BEGIN

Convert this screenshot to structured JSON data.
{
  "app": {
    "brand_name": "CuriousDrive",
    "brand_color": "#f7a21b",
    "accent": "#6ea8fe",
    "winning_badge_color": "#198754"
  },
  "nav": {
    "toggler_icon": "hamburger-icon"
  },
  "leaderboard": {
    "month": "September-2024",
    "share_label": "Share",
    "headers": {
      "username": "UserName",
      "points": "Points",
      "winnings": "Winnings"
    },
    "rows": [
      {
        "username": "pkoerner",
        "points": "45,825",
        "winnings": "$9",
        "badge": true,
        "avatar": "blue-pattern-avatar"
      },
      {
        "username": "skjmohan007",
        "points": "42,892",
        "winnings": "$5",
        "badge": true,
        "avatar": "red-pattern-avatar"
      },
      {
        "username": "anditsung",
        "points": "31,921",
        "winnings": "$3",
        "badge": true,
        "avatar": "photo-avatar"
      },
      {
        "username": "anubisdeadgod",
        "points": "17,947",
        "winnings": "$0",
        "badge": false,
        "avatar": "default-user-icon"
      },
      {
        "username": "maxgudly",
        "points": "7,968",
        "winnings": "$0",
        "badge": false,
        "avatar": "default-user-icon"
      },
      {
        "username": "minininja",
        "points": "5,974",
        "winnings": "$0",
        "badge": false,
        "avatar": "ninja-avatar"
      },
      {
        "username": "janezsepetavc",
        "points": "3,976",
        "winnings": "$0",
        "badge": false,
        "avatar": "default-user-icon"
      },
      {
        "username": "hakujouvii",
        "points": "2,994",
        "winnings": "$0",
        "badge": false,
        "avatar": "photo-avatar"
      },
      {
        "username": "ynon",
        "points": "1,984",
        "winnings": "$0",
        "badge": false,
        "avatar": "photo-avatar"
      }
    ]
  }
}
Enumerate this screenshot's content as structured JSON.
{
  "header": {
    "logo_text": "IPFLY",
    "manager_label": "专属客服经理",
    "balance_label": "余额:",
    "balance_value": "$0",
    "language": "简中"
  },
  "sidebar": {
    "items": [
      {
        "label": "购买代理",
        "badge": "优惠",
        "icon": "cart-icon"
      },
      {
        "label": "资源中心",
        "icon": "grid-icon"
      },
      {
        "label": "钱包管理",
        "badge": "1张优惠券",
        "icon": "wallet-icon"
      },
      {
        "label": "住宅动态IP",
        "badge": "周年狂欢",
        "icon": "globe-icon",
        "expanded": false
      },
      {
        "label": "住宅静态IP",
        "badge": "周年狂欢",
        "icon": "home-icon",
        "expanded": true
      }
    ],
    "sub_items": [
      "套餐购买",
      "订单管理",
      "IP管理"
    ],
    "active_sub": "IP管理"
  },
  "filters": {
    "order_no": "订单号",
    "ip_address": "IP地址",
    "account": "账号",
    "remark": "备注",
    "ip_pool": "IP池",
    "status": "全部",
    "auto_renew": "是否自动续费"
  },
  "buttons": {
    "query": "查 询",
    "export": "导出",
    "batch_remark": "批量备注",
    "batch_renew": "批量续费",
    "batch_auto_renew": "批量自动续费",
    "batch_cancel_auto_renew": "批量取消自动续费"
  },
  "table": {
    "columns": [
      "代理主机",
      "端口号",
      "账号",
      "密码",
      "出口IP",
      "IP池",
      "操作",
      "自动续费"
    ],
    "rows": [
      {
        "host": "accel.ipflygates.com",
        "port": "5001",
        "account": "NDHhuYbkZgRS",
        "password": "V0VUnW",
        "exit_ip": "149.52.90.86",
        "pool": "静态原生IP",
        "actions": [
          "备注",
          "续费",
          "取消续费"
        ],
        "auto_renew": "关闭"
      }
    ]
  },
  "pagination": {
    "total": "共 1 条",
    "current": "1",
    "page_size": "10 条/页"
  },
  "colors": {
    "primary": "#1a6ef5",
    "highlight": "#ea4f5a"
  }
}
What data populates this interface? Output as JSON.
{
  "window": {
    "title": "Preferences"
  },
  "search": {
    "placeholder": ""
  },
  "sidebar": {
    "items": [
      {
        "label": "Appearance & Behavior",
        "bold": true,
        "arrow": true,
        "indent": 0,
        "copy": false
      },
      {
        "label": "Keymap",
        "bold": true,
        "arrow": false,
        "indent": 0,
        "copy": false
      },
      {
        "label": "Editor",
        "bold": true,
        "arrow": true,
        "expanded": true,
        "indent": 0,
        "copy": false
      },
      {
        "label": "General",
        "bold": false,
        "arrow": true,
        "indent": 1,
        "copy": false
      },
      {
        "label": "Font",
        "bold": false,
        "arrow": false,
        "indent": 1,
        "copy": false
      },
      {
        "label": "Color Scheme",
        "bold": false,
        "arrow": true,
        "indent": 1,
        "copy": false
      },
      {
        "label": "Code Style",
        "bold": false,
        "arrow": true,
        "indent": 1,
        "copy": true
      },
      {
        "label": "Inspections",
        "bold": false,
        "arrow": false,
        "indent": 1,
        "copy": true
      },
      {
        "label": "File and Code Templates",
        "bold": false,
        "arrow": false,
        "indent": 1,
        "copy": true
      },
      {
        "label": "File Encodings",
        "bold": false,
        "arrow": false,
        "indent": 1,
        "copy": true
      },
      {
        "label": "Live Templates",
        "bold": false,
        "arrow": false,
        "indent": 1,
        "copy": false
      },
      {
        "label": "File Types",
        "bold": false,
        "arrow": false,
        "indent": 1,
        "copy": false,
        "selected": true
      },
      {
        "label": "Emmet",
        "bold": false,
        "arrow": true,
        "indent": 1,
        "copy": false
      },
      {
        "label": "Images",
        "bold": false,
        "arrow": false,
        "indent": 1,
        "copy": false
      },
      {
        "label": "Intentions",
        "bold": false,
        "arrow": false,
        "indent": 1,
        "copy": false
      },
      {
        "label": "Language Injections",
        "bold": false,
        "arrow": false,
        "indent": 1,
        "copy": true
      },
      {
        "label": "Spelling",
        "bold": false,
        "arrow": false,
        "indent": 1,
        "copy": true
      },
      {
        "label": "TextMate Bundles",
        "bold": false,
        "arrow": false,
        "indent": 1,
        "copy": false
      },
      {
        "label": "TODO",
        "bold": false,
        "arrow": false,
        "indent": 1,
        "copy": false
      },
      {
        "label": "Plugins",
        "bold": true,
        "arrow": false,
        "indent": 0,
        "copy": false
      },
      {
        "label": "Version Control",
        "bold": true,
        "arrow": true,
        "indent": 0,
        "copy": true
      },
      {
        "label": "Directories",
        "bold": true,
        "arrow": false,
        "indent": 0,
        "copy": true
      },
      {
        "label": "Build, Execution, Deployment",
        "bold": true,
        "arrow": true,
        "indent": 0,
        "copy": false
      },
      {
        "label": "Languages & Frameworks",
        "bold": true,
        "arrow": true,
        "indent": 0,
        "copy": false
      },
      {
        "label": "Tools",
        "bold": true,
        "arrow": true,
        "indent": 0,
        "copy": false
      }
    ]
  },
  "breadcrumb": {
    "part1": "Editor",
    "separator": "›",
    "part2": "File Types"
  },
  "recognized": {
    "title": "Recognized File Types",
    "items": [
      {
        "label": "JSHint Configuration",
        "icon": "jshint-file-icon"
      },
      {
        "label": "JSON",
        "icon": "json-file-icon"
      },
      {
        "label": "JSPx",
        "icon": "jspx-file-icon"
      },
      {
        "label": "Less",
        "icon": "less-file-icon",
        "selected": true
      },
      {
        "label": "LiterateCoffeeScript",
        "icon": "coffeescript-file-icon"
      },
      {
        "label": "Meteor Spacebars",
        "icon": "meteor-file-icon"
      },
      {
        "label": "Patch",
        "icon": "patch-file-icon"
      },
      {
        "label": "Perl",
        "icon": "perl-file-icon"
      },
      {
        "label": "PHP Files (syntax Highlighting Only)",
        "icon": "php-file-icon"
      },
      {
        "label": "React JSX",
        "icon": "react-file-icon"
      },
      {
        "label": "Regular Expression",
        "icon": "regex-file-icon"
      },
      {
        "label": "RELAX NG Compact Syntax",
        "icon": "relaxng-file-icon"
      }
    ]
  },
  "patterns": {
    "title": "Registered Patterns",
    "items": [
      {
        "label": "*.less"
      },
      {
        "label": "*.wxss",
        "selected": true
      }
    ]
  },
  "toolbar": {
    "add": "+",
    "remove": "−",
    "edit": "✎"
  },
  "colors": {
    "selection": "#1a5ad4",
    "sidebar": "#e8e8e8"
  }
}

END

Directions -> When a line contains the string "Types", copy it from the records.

Task output ->
        "label": "File Types",
    "part2": "File Types"
    "title": "Recognized File Types",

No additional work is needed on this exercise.